_AIM OF THE EXERCISE_
Where the records below show the word "JSON" in a line, please copy that line.

====== ENTRIES PROVIDED

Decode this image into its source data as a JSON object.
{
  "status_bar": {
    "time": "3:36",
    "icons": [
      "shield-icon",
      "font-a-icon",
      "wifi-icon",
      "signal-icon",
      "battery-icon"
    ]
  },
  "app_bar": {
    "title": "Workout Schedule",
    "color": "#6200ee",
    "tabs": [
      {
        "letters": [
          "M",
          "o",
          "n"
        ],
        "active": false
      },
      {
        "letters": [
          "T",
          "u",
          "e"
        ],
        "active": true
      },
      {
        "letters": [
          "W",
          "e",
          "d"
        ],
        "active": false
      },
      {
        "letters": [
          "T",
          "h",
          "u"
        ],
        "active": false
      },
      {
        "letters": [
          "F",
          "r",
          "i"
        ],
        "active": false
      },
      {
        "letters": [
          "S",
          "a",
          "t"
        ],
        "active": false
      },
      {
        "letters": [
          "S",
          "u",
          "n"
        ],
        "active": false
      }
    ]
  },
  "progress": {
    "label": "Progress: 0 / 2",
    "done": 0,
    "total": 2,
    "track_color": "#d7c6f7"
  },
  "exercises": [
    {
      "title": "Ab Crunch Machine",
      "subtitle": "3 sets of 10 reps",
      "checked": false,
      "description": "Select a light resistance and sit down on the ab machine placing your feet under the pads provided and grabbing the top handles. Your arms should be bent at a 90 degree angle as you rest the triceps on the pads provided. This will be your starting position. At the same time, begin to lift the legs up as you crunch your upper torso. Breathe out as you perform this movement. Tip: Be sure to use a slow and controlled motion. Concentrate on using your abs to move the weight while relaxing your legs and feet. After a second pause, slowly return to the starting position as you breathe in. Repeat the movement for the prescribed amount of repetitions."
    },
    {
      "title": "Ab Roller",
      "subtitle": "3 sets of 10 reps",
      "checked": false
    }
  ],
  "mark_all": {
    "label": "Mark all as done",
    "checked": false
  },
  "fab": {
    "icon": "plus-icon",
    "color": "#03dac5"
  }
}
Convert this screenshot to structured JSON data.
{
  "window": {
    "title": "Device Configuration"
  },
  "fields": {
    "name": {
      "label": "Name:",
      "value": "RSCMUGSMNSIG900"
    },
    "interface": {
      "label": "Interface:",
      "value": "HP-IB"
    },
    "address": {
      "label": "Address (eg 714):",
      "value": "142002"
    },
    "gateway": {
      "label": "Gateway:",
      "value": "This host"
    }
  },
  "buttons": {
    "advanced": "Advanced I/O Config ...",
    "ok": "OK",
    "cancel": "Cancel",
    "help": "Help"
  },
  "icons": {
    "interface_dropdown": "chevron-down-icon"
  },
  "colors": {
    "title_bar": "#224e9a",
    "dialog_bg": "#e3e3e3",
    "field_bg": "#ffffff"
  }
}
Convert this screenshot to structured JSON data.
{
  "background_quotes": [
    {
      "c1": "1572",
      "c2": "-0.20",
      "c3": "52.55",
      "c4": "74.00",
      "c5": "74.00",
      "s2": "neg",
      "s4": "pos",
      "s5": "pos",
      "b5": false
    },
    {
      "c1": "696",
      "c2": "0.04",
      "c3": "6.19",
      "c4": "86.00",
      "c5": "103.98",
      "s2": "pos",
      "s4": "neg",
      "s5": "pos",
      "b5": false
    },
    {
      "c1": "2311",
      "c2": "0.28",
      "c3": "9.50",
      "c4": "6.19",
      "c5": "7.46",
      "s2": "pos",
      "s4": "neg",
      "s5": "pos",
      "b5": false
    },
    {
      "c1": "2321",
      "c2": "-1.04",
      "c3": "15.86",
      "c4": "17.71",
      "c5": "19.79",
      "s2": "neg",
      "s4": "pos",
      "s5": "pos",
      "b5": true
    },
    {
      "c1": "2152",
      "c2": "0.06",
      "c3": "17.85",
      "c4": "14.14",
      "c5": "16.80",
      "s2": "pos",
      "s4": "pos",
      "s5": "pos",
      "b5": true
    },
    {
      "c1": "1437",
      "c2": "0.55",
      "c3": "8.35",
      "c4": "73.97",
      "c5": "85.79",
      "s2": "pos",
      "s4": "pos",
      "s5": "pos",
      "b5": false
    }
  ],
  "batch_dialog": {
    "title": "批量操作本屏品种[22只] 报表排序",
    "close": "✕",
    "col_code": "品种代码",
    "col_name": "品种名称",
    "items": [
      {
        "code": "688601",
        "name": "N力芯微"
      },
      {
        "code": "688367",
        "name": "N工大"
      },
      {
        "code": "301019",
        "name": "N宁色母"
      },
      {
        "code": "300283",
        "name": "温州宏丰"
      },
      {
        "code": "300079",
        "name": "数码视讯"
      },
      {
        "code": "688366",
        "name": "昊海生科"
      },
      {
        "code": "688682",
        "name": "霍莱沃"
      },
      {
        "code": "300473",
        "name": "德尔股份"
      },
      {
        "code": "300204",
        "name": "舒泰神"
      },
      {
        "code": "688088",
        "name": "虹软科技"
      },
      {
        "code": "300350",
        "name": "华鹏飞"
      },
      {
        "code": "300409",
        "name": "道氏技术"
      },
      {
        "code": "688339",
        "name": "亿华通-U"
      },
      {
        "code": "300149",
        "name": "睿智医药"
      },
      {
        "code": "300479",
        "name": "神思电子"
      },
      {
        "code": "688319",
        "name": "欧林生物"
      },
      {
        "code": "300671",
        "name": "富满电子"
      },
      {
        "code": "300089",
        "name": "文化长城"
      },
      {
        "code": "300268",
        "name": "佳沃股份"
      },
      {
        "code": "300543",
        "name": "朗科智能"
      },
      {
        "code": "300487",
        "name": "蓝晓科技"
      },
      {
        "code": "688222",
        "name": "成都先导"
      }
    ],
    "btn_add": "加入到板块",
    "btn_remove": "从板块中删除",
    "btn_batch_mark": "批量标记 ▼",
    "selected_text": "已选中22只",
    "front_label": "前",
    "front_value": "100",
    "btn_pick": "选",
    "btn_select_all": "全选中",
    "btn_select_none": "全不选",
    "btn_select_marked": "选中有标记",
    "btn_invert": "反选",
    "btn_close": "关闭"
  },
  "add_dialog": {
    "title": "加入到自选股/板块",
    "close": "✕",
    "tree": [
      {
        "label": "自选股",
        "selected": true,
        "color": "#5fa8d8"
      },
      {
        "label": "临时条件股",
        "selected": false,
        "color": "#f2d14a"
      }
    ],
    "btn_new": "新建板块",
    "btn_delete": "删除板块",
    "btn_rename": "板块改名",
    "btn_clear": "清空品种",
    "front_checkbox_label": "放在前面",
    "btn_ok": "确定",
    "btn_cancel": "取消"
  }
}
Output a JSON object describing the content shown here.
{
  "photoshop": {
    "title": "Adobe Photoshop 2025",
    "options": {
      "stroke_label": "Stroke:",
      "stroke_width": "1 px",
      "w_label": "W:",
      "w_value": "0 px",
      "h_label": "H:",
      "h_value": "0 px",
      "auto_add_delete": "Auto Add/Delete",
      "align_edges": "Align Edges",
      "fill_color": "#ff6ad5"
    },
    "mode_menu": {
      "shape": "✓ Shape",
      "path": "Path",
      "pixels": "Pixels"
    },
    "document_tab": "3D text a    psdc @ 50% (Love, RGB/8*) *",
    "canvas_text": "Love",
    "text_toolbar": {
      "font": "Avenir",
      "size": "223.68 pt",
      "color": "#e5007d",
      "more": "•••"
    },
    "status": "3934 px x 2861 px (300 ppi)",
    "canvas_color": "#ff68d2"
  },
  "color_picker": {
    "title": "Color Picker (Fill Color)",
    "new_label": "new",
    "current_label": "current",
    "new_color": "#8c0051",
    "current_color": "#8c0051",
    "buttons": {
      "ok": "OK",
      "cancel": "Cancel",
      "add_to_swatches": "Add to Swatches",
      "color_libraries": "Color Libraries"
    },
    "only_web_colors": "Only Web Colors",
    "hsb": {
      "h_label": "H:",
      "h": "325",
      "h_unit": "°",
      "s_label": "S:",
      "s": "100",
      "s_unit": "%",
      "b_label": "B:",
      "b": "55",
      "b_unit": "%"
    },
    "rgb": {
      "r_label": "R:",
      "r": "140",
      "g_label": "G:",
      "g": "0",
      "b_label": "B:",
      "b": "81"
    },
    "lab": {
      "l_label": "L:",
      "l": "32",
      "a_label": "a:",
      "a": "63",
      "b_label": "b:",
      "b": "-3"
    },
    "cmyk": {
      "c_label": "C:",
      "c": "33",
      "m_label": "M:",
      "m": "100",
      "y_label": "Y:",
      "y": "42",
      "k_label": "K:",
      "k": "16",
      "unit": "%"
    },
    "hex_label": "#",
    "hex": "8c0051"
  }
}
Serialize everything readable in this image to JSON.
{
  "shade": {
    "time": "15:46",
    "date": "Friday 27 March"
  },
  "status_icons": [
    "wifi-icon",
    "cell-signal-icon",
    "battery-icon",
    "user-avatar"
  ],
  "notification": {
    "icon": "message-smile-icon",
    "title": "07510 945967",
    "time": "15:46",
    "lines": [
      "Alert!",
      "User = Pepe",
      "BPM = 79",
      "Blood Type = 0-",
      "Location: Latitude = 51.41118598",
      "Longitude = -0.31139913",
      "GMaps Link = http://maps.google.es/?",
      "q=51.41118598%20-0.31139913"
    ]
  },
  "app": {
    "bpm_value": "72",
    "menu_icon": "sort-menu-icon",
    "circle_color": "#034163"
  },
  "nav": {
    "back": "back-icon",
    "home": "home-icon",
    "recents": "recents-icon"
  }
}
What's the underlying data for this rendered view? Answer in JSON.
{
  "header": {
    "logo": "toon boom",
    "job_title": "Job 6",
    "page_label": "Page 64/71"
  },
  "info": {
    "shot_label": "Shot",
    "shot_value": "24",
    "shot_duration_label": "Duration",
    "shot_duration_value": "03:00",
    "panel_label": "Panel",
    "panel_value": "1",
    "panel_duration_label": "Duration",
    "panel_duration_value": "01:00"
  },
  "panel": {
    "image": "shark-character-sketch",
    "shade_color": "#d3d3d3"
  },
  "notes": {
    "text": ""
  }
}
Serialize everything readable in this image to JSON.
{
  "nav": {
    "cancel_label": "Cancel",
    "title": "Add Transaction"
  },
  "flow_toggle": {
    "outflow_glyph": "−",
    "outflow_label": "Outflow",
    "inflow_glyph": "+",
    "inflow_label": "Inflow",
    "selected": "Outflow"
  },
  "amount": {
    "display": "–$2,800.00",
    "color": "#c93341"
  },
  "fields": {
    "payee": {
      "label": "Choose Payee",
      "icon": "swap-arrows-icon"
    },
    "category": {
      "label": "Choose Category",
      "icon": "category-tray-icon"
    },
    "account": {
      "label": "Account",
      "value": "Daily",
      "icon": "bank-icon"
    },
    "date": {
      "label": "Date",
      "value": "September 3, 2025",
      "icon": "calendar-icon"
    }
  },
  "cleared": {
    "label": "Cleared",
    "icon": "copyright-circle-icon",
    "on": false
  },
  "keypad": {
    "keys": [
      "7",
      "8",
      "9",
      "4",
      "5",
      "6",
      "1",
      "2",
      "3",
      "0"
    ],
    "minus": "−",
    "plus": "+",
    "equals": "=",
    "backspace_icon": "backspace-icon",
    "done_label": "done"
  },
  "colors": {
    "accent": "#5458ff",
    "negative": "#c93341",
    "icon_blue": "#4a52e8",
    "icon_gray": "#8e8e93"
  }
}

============

_FINISHED EXERCISE_
Decode this image into its source data as a JSON object.
Convert this screenshot to structured JSON data.
Convert this screenshot to structured JSON data.
Output a JSON object describing the content shown here.
Serialize everything readable in this image to JSON.
What's the underlying data for this rendered view? Answer in JSON.
Serialize everything readable in this image to JSON.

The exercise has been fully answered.